Actually, such a show I wouldn’t mind seeing. I didn’t much mind Legally Blonde either, but of course there’s something else about it: it’s very pink, it operates on the nudge-nudge assumption that all blondes are stupid or frivolous – the legal case is won in the end by a hair-care demonstration – and it’s highly, you could say exhaustingly, energetic.

Jerry Mitchell’s production, played out on a series of amazing primary-coloured, day-glo sets by David Rockwell that obliterate the supposed cultural distinctions between East coast and West in America, is a thing of mechanical wonder. But it’s not a patch on Hairspray.

It moves like the clappers, and features a knock-out performance by Sheridan Smith as Elle Woods, the jilted Californian blonde who qualifies for Harvard Law School in order to track down the man who thinks he’s going places. But it has no sense, really, of its own period.

And Heather Hach’s libretto follows the film far too faithfully. The narrative strands of Elle’s friend Paulette (well done by Jill Halfpenny) finding her dog, an ugly bull, and then her man, a dumb Irishman, and the defence in court of the fitness coach widow Brooke Wyndham (Aoife Mulholland), don’t work on stage in the same way, and seem arbitrarily lumped together.

Some serious tricks are missed, too: Smith’s entrance at the “fancy dress” as a bunny girl is neither funny nor sad enough, and the big “Bend and Snap” number is less of a musical highlight than it is in the film, without music. The music and lyrics by Laurence O'Keefe and Nell Benjamin are serviceable but mediocre; the lyrics are better than the music.

The latter’s vapidity is badly exposed in the slow love song for Elle and her ambitious Warner, though it’s very well sung by Smith and Duncan James; just as well in the latter’s case, as he has little else to do except look smarmy, which he does perfectly.

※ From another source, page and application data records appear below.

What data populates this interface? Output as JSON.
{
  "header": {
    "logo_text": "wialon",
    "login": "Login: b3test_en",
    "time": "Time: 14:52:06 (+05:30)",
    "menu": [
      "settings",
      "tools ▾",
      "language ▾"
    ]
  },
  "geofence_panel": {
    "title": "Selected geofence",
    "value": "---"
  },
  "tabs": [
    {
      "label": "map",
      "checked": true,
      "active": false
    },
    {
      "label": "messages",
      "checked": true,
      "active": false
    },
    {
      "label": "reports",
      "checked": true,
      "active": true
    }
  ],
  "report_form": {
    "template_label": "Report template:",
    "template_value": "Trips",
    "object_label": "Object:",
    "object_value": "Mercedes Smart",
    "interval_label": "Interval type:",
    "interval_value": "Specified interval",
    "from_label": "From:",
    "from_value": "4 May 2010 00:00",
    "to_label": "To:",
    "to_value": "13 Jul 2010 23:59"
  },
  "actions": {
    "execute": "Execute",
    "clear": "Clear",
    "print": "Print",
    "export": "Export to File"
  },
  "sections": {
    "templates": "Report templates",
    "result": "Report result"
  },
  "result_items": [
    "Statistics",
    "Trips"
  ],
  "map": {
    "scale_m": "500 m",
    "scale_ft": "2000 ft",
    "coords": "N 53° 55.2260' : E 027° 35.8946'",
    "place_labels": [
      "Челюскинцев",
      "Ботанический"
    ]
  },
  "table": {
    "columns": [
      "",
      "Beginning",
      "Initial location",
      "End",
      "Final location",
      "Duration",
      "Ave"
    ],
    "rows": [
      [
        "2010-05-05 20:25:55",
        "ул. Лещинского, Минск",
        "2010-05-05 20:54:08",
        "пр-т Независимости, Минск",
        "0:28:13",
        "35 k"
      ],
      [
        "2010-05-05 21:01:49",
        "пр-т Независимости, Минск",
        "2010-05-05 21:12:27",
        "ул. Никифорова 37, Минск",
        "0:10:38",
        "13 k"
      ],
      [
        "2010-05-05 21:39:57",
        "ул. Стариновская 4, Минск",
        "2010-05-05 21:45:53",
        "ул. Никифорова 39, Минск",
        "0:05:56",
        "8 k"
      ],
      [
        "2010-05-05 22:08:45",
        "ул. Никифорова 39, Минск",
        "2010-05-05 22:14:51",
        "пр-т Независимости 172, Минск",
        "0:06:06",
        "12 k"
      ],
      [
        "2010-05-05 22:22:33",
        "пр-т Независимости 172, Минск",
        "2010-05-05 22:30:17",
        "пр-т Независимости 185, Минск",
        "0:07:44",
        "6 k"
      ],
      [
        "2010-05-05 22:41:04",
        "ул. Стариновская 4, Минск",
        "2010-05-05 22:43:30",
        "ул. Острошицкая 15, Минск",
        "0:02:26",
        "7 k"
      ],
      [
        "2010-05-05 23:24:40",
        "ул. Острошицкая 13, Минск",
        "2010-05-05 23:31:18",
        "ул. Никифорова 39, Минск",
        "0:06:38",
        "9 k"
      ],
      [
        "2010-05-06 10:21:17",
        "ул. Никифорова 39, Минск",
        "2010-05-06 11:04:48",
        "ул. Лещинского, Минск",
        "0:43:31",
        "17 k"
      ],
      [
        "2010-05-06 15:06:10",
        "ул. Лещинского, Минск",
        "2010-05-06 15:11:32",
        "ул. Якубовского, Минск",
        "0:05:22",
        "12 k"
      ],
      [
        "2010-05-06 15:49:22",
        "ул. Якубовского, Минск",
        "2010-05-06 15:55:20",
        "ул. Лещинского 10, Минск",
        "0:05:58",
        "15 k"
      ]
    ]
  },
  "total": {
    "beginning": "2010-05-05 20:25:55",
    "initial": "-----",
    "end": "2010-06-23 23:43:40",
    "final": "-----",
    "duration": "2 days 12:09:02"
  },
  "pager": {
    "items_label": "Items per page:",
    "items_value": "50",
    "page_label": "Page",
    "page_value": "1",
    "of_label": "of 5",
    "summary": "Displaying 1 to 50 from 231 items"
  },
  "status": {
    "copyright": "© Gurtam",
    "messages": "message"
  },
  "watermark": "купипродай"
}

Good guy Emmett Forrest is a much more rewarding role, as likeable Alex Gaumond proves, while Peter Davison does a crude outline of the law professor who hits on Elle as soon as he offers her a job. Smith is as cheeky and vibrant as she always is, but her wigs are a disaster. In the chorus, you can talent-spot her understudy Amy Lennox, who looks just right without the hair-pieces, and more the right age, really.